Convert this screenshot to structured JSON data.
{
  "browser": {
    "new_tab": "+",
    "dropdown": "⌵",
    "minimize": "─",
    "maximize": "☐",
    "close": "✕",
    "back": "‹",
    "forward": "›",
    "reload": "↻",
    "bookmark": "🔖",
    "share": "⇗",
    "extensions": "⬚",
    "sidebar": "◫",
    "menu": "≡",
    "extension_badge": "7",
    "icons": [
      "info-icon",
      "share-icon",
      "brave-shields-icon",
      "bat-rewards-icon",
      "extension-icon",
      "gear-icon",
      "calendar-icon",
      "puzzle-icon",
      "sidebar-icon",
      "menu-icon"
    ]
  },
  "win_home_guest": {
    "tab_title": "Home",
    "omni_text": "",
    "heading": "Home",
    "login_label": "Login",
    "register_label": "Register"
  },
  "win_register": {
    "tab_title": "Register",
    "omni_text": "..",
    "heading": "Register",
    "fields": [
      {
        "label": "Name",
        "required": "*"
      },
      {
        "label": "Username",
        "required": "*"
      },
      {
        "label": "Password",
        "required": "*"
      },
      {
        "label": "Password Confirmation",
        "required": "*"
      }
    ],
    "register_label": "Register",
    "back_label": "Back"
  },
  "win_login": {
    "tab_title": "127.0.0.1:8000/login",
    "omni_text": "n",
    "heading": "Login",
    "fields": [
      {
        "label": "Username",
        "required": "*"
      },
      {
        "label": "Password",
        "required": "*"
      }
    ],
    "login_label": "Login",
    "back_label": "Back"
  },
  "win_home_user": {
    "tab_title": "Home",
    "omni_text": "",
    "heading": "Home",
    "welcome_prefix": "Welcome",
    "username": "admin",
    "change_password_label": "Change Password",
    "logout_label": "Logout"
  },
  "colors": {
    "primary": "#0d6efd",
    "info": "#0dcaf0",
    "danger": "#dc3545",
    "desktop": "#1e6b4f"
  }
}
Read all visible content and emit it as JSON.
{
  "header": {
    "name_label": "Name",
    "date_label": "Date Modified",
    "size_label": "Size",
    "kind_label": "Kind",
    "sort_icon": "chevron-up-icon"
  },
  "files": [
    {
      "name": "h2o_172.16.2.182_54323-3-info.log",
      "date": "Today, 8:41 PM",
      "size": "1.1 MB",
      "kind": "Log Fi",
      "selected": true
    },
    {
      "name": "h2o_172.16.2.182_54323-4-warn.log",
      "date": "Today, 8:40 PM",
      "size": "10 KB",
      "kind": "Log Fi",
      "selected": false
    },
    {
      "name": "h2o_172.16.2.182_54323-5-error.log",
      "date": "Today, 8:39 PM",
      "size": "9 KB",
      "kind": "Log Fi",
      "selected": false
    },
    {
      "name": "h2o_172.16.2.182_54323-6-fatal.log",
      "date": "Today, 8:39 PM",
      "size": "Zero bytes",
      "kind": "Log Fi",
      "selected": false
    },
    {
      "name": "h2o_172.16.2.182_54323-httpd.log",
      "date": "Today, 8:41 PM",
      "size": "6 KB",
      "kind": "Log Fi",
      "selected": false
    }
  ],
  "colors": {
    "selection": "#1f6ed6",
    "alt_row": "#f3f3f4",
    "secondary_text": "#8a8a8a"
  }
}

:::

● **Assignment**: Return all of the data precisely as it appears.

● **Written answer**:
Convert this screenshot to structured JSON data.
{
  "browser": {
    "new_tab": "+",
    "dropdown": "⌵",
    "minimize": "─",
    "maximize": "☐",
    "close": "✕",
    "back": "‹",
    "forward": "›",
    "reload": "↻",
    "bookmark": "🔖",
    "share": "⇗",
    "extensions": "⬚",
    "sidebar": "◫",
    "menu": "≡",
    "extension_badge": "7",
    "icons": [
      "info-icon",
      "share-icon",
      "brave-shields-icon",
      "bat-rewards-icon",
      "extension-icon",
      "gear-icon",
      "calendar-icon",
      "puzzle-icon",
      "sidebar-icon",
      "menu-icon"
    ]
  },
  "win_home_guest": {
    "tab_title": "Home",
    "omni_text": "",
    "heading": "Home",
    "login_label": "Login",
    "register_label": "Register"
  },
  "win_register": {
    "tab_title": "Register",
    "omni_text": "..",
    "heading": "Register",
    "fields": [
      {
        "label": "Name",
        "required": "*"
      },
      {
        "label": "Username",
        "required": "*"
      },
      {
        "label": "Password",
        "required": "*"
      },
      {
        "label": "Password Confirmation",
        "required": "*"
      }
    ],
    "register_label": "Register",
    "back_label": "Back"
  },
  "win_login": {
    "tab_title": "127.0.0.1:8000/login",
    "omni_text": "n",
    "heading": "Login",
    "fields": [
      {
        "label": "Username",
        "required": "*"
      },
      {
        "label": "Password",
        "required": "*"
      }
    ],
    "login_label": "Login",
    "back_label": "Back"
  },
  "win_home_user": {
    "tab_title": "Home",
    "omni_text": "",
    "heading": "Home",
    "welcome_prefix": "Welcome",
    "username": "admin",
    "change_password_label": "Change Password",
    "logout_label": "Logout"
  },
  "colors": {
    "primary": "#0d6efd",
    "info": "#0dcaf0",
    "danger": "#dc3545",
    "desktop": "#1e6b4f"
  }
}
Read all visible content and emit it as JSON.
{
  "header": {
    "name_label": "Name",
    "date_label": "Date Modified",
    "size_label": "Size",
    "kind_label": "Kind",
    "sort_icon": "chevron-up-icon"
  },
  "files": [
    {
      "name": "h2o_172.16.2.182_54323-3-info.log",
      "date": "Today, 8:41 PM",
      "size": "1.1 MB",
      "kind": "Log Fi",
      "selected": true
    },
    {
      "name": "h2o_172.16.2.182_54323-4-warn.log",
      "date": "Today, 8:40 PM",
      "size": "10 KB",
      "kind": "Log Fi",
      "selected": false
    },
    {
      "name": "h2o_172.16.2.182_54323-5-error.log",
      "date": "Today, 8:39 PM",
      "size": "9 KB",
      "kind": "Log Fi",
      "selected": false
    },
    {
      "name": "h2o_172.16.2.182_54323-6-fatal.log",
      "date": "Today, 8:39 PM",
      "size": "Zero bytes",
      "kind": "Log Fi",
      "selected": false
    },
    {
      "name": "h2o_172.16.2.182_54323-httpd.log",
      "date": "Today, 8:41 PM",
      "size": "6 KB",
      "kind": "Log Fi",
      "selected": false
    }
  ],
  "colors": {
    "selection": "#1f6ed6",
    "alt_row": "#f3f3f4",
    "secondary_text": "#8a8a8a"
  }
}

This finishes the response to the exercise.